CUHK Professor Dennis Lo Named ‘Thomson Reuters Citation Laureate’, an Honour Considered as an Index to Predict Nobel Prize Winners
Prof. Dennis Yuk-ming LO from the Faculty of Medicine at The Chinese University of Hong Kong (CUHK) has been named this year’s ‘Thomson Reuters Citation Laureate – Chemistry’ for his achievement in detecting cell-free fetal DNA in maternal plasma, cited as a revolution in non-invasive prenatal testing. The honour came two days after he clinched the Future Science Prize – Life Science Prize, seen as China’s Nobel Prize, for the same contribution. The annual Citation Laueates study, launched by the Intellectual Property and Science arm of Thomson Reuters, identifies the most influential science researchers who are considered as potential winners of the Nobel Prize in the near future.
According to scientific research citation data on the platform Web of ScienceTM, 14 research papers that Prof. LO published on non-invasive prenatal diagnosis have been cited over 6,000 times since 1997. He ranks in the top 0.1% by citations in his research area worldwide in the same database. His paper1 published on Lancet in 1997 alone has been cited over 1,000 times.
Intellectual Property and Science Business of Thomson Reuters believes the higher the number of citations of a research paper, the greater the significance of the study, and resulting in a higher chance of obtaining an honour such as a Nobel Prize.
In regard to the honours received on non-invasive prenatal testing, Prof. LO expressed his gratitude, ‘On behalf of my team, I would like to express our sincere appreciation of the recognitions of our research. We shall continue to strive to push forward the field of molecular diagnosis. We hope to further enhance the accuracy and broaden the applications of non-invasive prenatal testing and cancer detection.’
Prof. LO is the Associate Dean (Research) of the Faculty of Medicine at CUHK, Chairman of the Department of Chemical Pathology and Director of the Li Ka Shing Institute of Health Sciences. Joined CUHK in 1997, he discovered the presence of cell-free fetal DNA in maternal plasma in the same year. He and his colleagues are instrumental in making non-invasive DNA-based prenatal testing a clinical reality. His team has developed a Down syndrome test that has been adopted in over 90 countries and has been used by millions of pregnant women. With the use of massively parallel sequencing and the development of novel bioinformatics strategies, Prof. Lo’s group succeeded in deciphering the world’s first non-invasive fetal genome. These scientific achievements have laid the foundation for developing non-invasive prenatal diagnostic tests for multiple genetic diseases. Prof. Lo is now applying a similar approach to develop novel screening tests for multiple types of cancers.

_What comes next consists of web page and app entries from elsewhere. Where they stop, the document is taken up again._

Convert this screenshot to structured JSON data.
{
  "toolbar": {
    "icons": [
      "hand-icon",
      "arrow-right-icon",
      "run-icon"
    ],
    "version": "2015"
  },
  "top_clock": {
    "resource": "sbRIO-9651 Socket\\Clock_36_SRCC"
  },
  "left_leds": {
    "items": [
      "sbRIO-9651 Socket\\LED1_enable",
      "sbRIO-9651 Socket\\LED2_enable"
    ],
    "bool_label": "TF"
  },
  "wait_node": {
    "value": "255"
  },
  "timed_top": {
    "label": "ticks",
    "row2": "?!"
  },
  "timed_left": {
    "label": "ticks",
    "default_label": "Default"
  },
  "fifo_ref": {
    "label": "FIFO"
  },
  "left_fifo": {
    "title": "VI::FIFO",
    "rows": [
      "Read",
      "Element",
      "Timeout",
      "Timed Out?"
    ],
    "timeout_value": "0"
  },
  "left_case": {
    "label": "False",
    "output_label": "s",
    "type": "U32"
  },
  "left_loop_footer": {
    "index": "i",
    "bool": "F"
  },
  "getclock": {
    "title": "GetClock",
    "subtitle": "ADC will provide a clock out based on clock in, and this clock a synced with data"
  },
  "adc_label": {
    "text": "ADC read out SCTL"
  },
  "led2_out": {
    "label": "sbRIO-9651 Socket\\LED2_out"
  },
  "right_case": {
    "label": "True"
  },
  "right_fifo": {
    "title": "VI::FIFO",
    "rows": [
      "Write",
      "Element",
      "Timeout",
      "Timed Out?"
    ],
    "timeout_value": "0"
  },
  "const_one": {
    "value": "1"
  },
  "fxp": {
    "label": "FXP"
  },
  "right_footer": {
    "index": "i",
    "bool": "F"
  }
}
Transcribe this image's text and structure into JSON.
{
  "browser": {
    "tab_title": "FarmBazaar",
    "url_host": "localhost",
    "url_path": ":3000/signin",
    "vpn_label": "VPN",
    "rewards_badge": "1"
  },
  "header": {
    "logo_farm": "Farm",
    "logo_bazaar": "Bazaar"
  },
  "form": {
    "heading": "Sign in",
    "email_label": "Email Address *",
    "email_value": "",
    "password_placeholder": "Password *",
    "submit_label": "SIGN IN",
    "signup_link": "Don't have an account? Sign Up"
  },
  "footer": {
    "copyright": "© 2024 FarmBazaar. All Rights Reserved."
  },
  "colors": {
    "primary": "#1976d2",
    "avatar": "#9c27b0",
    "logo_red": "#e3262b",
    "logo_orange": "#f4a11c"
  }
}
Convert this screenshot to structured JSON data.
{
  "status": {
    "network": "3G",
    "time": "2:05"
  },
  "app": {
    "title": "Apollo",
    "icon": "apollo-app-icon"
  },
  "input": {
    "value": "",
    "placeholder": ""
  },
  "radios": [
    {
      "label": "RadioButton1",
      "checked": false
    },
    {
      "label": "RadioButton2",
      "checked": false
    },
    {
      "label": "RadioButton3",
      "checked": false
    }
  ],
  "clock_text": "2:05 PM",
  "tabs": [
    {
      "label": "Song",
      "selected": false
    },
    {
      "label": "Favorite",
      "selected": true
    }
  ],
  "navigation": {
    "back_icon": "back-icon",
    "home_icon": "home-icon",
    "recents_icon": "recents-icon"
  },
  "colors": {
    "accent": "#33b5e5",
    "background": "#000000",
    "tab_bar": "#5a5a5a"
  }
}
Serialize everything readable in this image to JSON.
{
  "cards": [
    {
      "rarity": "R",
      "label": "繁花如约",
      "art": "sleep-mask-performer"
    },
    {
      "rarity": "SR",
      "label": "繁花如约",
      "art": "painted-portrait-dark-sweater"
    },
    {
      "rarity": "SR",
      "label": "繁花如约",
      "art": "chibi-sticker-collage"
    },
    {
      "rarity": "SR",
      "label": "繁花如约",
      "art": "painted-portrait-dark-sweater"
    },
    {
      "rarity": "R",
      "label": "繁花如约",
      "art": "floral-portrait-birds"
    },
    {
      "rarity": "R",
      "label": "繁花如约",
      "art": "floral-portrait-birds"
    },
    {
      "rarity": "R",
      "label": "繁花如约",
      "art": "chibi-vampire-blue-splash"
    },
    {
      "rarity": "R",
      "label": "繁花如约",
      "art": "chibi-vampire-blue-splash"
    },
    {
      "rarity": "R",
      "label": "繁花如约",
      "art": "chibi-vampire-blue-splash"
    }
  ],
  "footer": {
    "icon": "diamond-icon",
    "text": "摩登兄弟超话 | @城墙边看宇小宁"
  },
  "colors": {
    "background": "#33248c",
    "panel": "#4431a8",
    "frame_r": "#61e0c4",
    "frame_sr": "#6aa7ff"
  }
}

In recognition of his work, Prof. LO has received numerous awards, including the 2005 State Natural Science Award from the State Council of China, the 2006 International Federation of Clinical Chemistry and Laboratory Medicine (IFCC) – Abbott Award for Outstanding Contribution to Molecular Diagnostics, the 2006 US National Academy of Clinical Biochemistry Distinguished Scientist Award, the 2006 Croucher Senior Medical Research Fellowship, the 2007 AACC Sigi Ziering Award, the 2012 AACC-NACB Award for Outstanding Contributions To Clinical Chemistry in a Selected Area of Research, Fulbright Distinguished Scholar 2009 and the 2014 King Faisal International Prize for Medicine. He was elected as a Fellow of the Royal Society in 2011, as a Foreign Associate of the US National Academy of Sciences in 2013 and as a Founding Member of the Academy of Sciences of Hong Kong. Last year, he became the First Chinese Honoured with AACC Wallace H. Coulter Lectureship Award. A couple of days ago he was presented the Future Science Prize – Life Science Prize, regarded by many as the Chinese version of a Nobel Prize.
About Thomson Reuters Citation Laureates
Since the year 2002, the annual Citation Laureates, organised by Thomson Reuters, uses scientific citation data to predict Nobel Prize honorees. The approach mines scientific research citations within their global search and discovery platform Web of ScienceTM, and identifies highly cited papersto identify the most influential researchers in chemistry, physics, physiology or medicine, and economics. For detailed information, visit StateOfInnovation.com.
1Lo, Y. M. D., et al. (1997). Presence of fetal DNA in maternal plasma and serum. Lancet, 350(9076), 485-487.